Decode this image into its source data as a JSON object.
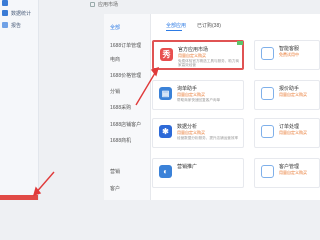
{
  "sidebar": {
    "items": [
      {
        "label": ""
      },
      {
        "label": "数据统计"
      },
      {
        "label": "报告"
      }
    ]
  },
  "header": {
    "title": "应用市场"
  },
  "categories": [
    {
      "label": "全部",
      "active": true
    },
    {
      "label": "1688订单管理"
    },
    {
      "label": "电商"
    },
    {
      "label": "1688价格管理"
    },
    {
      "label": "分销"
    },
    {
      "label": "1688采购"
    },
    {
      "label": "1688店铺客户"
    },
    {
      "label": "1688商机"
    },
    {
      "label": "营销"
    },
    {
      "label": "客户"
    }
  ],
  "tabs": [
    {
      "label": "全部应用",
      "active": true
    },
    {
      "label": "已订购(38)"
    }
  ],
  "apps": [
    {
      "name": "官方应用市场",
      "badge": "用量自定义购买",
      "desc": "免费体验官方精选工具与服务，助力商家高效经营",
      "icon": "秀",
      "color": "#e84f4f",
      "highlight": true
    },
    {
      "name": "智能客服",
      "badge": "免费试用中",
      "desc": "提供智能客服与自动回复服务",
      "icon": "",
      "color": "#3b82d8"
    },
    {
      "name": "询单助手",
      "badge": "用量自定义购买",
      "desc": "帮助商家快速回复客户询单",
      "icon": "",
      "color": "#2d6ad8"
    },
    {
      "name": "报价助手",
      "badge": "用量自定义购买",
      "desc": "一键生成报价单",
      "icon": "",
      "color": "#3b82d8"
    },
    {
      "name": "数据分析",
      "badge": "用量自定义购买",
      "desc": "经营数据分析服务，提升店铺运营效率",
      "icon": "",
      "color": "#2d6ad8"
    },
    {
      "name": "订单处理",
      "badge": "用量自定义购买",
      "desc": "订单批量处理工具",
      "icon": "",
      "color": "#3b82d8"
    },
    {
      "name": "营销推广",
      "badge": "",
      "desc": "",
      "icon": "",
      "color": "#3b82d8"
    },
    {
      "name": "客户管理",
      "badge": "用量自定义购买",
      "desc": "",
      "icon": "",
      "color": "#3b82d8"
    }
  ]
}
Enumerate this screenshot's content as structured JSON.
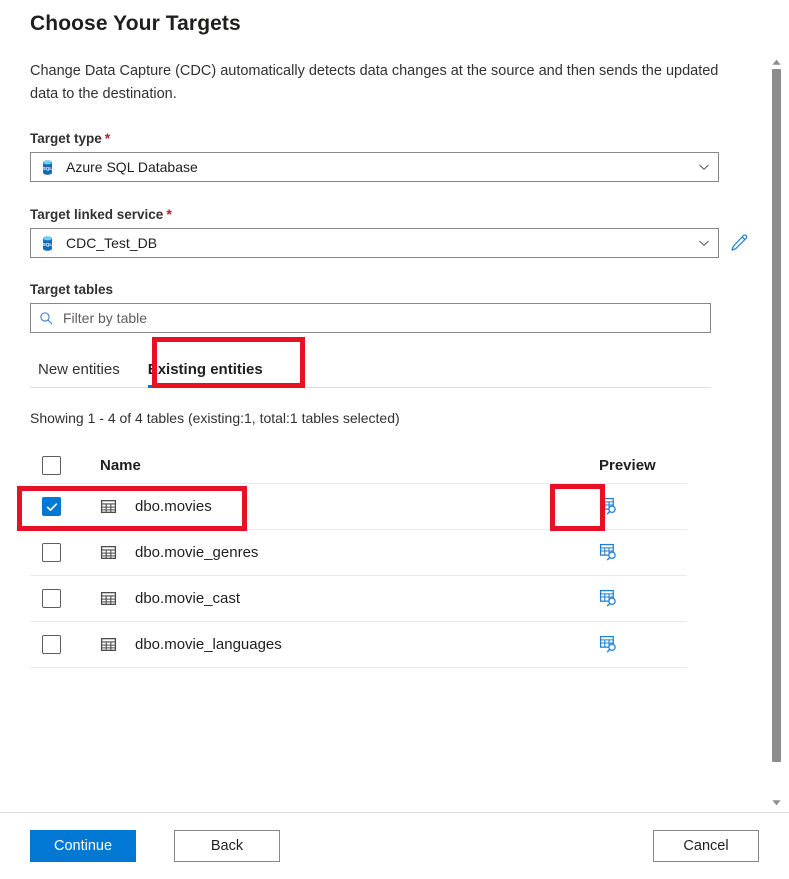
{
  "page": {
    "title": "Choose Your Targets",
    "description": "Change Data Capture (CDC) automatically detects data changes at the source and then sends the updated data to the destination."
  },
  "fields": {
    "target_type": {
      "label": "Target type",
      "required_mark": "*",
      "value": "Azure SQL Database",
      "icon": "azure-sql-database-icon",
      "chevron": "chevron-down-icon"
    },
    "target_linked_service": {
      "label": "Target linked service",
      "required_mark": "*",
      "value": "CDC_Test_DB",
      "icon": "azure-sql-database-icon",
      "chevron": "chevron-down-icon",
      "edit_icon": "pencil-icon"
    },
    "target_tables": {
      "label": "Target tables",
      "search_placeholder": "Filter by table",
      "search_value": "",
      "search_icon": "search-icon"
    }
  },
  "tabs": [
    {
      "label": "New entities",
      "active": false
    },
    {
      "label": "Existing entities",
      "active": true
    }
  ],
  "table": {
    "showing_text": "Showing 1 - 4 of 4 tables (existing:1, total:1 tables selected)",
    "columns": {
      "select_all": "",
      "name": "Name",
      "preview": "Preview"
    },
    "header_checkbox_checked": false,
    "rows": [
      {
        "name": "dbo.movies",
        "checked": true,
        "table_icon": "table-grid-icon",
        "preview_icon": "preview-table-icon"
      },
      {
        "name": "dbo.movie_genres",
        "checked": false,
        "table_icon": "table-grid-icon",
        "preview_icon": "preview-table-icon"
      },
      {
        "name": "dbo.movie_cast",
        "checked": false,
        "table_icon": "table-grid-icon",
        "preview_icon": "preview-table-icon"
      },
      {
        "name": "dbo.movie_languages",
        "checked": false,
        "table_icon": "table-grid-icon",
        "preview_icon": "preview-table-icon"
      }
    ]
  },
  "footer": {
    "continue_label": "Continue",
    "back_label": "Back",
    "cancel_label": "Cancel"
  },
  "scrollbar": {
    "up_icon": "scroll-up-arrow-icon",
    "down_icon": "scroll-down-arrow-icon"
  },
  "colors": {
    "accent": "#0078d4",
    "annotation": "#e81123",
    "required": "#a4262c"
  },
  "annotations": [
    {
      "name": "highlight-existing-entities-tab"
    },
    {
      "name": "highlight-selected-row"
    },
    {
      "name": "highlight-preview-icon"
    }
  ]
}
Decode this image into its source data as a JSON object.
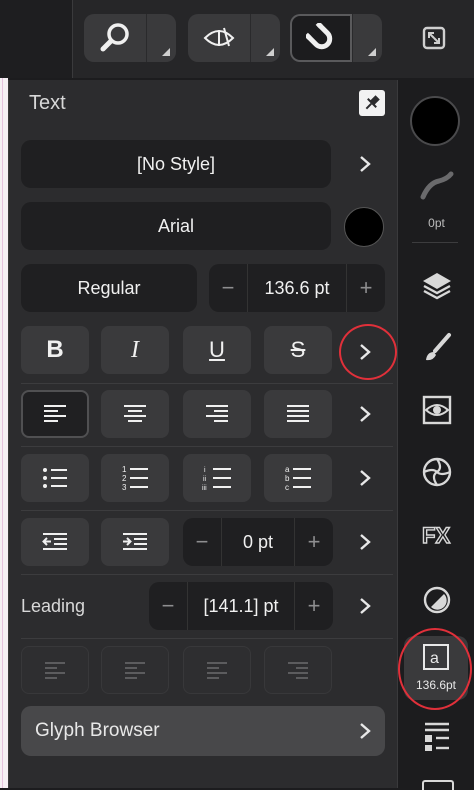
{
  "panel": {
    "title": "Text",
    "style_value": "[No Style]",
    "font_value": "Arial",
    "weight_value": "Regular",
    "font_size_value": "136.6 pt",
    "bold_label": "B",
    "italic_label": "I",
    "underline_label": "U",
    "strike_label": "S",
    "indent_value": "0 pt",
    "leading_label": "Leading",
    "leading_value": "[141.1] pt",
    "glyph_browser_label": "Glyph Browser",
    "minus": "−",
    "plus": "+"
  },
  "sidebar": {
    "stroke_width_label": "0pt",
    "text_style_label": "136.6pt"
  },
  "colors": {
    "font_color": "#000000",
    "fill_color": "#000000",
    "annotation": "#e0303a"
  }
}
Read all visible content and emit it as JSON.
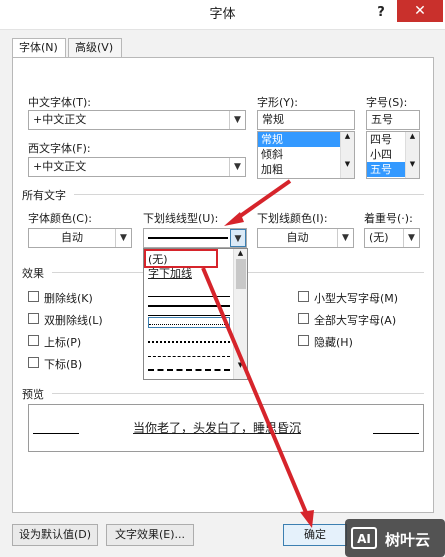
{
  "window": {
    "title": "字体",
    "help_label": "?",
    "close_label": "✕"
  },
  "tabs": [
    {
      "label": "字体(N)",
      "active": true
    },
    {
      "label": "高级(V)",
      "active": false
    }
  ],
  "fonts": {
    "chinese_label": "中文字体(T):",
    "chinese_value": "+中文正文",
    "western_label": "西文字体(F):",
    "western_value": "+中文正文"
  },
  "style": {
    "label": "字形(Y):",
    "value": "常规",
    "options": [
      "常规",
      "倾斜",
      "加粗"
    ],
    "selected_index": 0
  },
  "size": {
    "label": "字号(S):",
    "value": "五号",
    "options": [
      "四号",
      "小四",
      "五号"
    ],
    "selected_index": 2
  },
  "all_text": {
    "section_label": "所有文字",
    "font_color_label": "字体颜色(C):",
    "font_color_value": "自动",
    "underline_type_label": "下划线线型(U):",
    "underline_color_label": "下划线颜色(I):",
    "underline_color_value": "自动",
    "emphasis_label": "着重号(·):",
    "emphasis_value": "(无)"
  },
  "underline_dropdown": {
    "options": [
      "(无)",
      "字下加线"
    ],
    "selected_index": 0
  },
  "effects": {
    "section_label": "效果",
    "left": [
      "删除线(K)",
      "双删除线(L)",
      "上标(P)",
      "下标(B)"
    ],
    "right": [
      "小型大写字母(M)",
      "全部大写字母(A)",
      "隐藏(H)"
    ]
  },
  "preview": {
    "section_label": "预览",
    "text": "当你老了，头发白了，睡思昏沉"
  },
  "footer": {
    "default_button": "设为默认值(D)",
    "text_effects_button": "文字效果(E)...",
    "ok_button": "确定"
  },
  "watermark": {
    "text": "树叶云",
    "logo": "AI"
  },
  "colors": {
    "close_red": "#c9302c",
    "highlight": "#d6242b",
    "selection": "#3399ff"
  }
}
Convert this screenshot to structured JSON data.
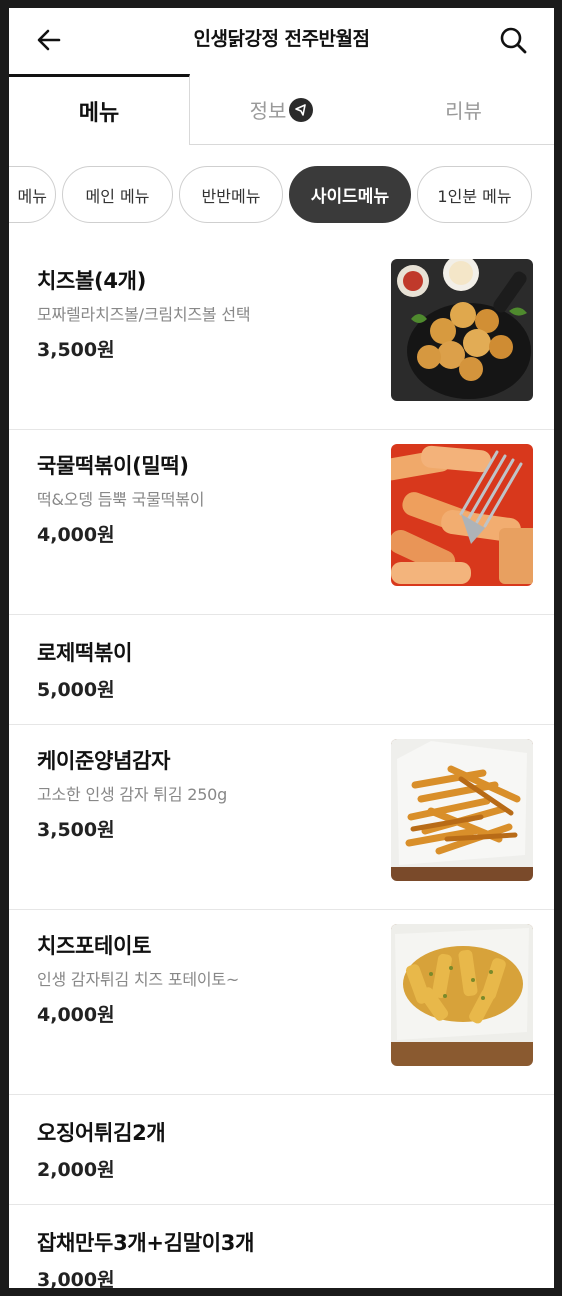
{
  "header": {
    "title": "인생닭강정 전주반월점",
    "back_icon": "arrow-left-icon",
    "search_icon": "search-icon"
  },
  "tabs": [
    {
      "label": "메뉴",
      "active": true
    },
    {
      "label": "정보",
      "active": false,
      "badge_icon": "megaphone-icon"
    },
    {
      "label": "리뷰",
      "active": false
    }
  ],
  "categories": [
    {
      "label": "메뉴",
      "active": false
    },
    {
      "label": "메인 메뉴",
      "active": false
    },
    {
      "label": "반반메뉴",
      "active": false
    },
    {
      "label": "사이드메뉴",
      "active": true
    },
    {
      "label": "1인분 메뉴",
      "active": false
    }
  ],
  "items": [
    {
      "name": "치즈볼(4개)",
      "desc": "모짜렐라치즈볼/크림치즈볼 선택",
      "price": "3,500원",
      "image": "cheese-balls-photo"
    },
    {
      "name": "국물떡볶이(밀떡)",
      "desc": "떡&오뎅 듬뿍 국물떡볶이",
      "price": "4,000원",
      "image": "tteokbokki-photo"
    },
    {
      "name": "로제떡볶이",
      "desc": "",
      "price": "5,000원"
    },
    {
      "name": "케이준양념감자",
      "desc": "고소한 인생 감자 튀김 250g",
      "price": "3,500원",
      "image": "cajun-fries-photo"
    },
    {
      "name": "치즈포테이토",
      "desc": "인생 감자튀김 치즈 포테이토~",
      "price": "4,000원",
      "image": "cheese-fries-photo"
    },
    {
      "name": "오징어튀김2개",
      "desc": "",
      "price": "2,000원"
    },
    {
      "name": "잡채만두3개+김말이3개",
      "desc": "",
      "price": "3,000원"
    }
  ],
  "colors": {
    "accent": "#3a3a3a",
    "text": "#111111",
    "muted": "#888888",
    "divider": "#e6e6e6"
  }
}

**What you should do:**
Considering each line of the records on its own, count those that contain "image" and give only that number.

**Reply to the exercise:**
6